Girls Technology Camp


Education, Equality, and Gender Each summer, the University of Florida hosts a Girls Technology Camp for middle school girls. The camp promotes science and tech and offers a forum for middle schoolers to work with new technologies such as coding, 3D printing, augmented reality, wearable interfaces, and circuitry. Camp activities emphasize the important and often overlooked role of women in the history of science and technology - and encourage women to participate in stem learning. Over the past five years, I have helped design and teach the week long interactive camp.




Digital Humanities Workshop Series


Experiential Learning and Community Education Across the campus and community, I lead digital humanities and writing workshops to help people tinker with technologies and writing tools. The workshops explore how making is writing and how new forms of sensory, material, and mobile writing can change communication practices. Workshops have covered such topics as podcasting, augmented reality, decolonizing data studies, making as writing, social justice in digital communities, composing with Arduinos, wearable tech and crafting communication, environmental rhetoric, embodied media, and 3D printing. Each workshop creates opportunities to extend learning beyond the classroom and collaborate with students and members of the community.





COMMUNITY 

INITIATIVES

Trace Innovation Initiative


Ecocriticism, Writing Studies, Digital Media The Trace innovation Initiative is a research endeavor developed and maintained by the University of Florida’s Department of English. Trace works at the intersection of writing studies, digital media studies, and ecocriticism. Providing an interdisciplinary forum for scholars, we focus on the ethical and material impact of media. Trace acts as a hub for several distinct projects including an online journal, Sequentials, Augmented Reality Criticisms (ARCs), and MassMine data mining software. I currently serve as editor for the Trace Journal and Co-Coordinator for ARCs. For more information, please visit the trace site at https://trace.english.ufl.edu/about/




Girls Technology Camp

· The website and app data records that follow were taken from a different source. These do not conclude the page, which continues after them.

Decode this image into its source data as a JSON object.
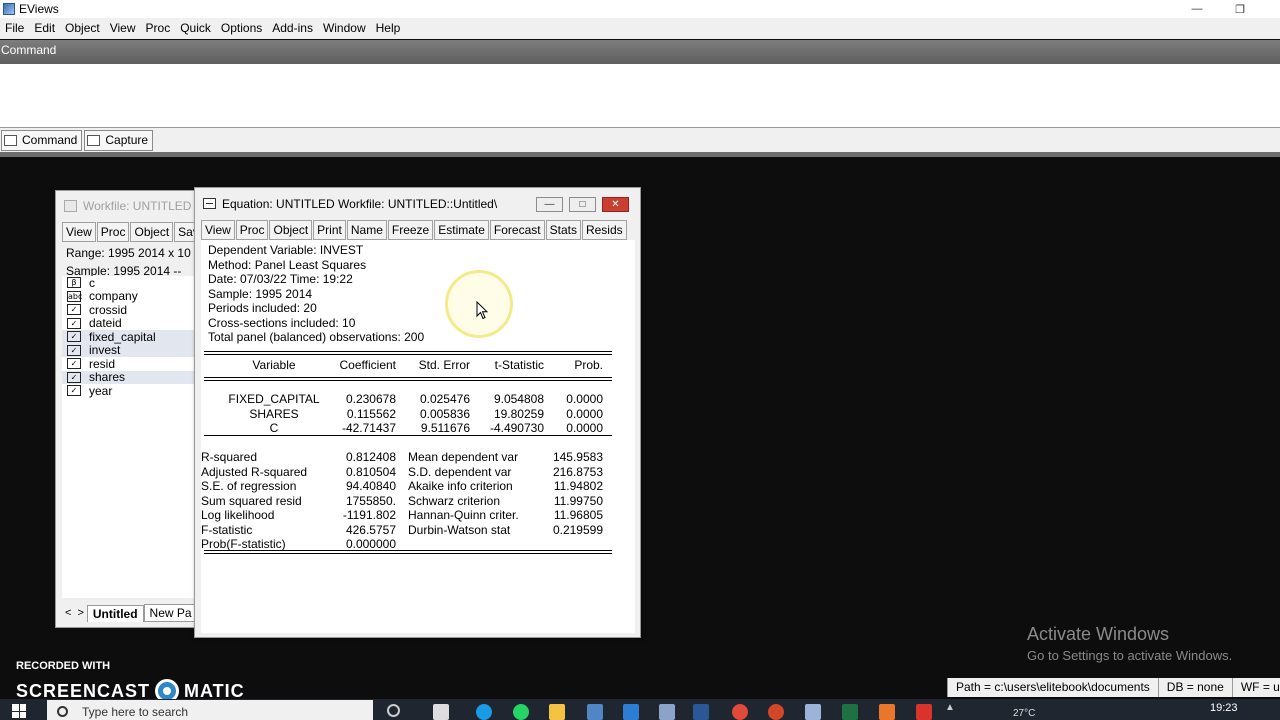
{
  "app": {
    "title": "EViews"
  },
  "menu": [
    "File",
    "Edit",
    "Object",
    "View",
    "Proc",
    "Quick",
    "Options",
    "Add-ins",
    "Window",
    "Help"
  ],
  "command": {
    "header": "Command",
    "tabs": [
      "Command",
      "Capture"
    ]
  },
  "workfile": {
    "title": "Workfile: UNTITLED",
    "toolbar": [
      "View",
      "Proc",
      "Object",
      "Save"
    ],
    "range": "Range:  1995 2014 x 10",
    "sample": "Sample: 1995 2014  --",
    "objects": [
      {
        "name": "c",
        "icon": "coef-icon",
        "glyph": "β"
      },
      {
        "name": "company",
        "icon": "alpha-series-icon",
        "glyph": "abc"
      },
      {
        "name": "crossid",
        "icon": "series-icon",
        "glyph": "✓"
      },
      {
        "name": "dateid",
        "icon": "series-icon",
        "glyph": "✓"
      },
      {
        "name": "fixed_capital",
        "icon": "series-icon",
        "glyph": "✓"
      },
      {
        "name": "invest",
        "icon": "series-icon",
        "glyph": "✓"
      },
      {
        "name": "resid",
        "icon": "series-icon",
        "glyph": "✓"
      },
      {
        "name": "shares",
        "icon": "series-icon",
        "glyph": "✓"
      },
      {
        "name": "year",
        "icon": "series-icon",
        "glyph": "✓"
      }
    ],
    "selected": [
      "fixed_capital",
      "invest",
      "shares"
    ],
    "tabs": [
      "Untitled",
      "New Pa"
    ],
    "nav": [
      "<",
      ">"
    ]
  },
  "equation": {
    "title": "Equation: UNTITLED   Workfile: UNTITLED::Untitled\\",
    "toolbar": [
      "View",
      "Proc",
      "Object",
      "Print",
      "Name",
      "Freeze",
      "Estimate",
      "Forecast",
      "Stats",
      "Resids"
    ],
    "header_lines": [
      "Dependent Variable: INVEST",
      "Method: Panel Least Squares",
      "Date: 07/03/22   Time: 19:22",
      "Sample: 1995 2014",
      "Periods included: 20",
      "Cross-sections included: 10",
      "Total panel (balanced) observations: 200"
    ],
    "columns": [
      "Variable",
      "Coefficient",
      "Std. Error",
      "t-Statistic",
      "Prob."
    ],
    "coefficients": [
      {
        "variable": "FIXED_CAPITAL",
        "coef": "0.230678",
        "se": "0.025476",
        "t": "9.054808",
        "p": "0.0000"
      },
      {
        "variable": "SHARES",
        "coef": "0.115562",
        "se": "0.005836",
        "t": "19.80259",
        "p": "0.0000"
      },
      {
        "variable": "C",
        "coef": "-42.71437",
        "se": "9.511676",
        "t": "-4.490730",
        "p": "0.0000"
      }
    ],
    "stats": [
      {
        "l": "R-squared",
        "lv": "0.812408",
        "r": "Mean dependent var",
        "rv": "145.9583"
      },
      {
        "l": "Adjusted R-squared",
        "lv": "0.810504",
        "r": "S.D. dependent var",
        "rv": "216.8753"
      },
      {
        "l": "S.E. of regression",
        "lv": "94.40840",
        "r": "Akaike info criterion",
        "rv": "11.94802"
      },
      {
        "l": "Sum squared resid",
        "lv": "1755850.",
        "r": "Schwarz criterion",
        "rv": "11.99750"
      },
      {
        "l": "Log likelihood",
        "lv": "-1191.802",
        "r": "Hannan-Quinn criter.",
        "rv": "11.96805"
      },
      {
        "l": "F-statistic",
        "lv": "426.5757",
        "r": "Durbin-Watson stat",
        "rv": "0.219599"
      },
      {
        "l": "Prob(F-statistic)",
        "lv": "0.000000",
        "r": "",
        "rv": ""
      }
    ]
  },
  "watermark": {
    "title": "Activate Windows",
    "subtitle": "Go to Settings to activate Windows.",
    "recorded": "RECORDED WITH",
    "brand_left": "SCREENCAST",
    "brand_right": "MATIC"
  },
  "statusbar": {
    "path": "Path = c:\\users\\elitebook\\documents",
    "db": "DB = none",
    "wf": "WF = untitled"
  },
  "taskbar": {
    "search_placeholder": "Type here to search",
    "weather": "27°C",
    "time": "19:23"
  }
}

Education, Equality, and Gender Each summer, the University of Florida hosts a Girls Technology Camp for middle school girls. The camp promotes science and tech and offers a forum for middle schoolers to work with new technologies such as coding, 3D printing, augmented reality, wearable interfaces, and circuitry. Camp activities emphasize the important and often overlooked role of women in the history of science and technology - and encourage women to participate in stem learning. Over the past five years, I have helped design and teach the week long interactive camp.




Digital Humanities Workshop Series


Experiential Learning and Community Education Across the campus and community, I lead digital humanities and writing workshops to help people tinker with technologies and writing tools. The workshops explore how making is writing and how new forms of sensory, material, and mobile writing can change communication practices. Workshops have covered such topics as podcasting, augmented reality, decolonizing data studies, making as writing, social justice in digital communities, composing with Arduinos, wearable tech and crafting communication, environmental rhetoric, embodied media, and 3D printing. Each workshop creates opportunities to extend learning beyond the classroom and collaborate with students and members of the community.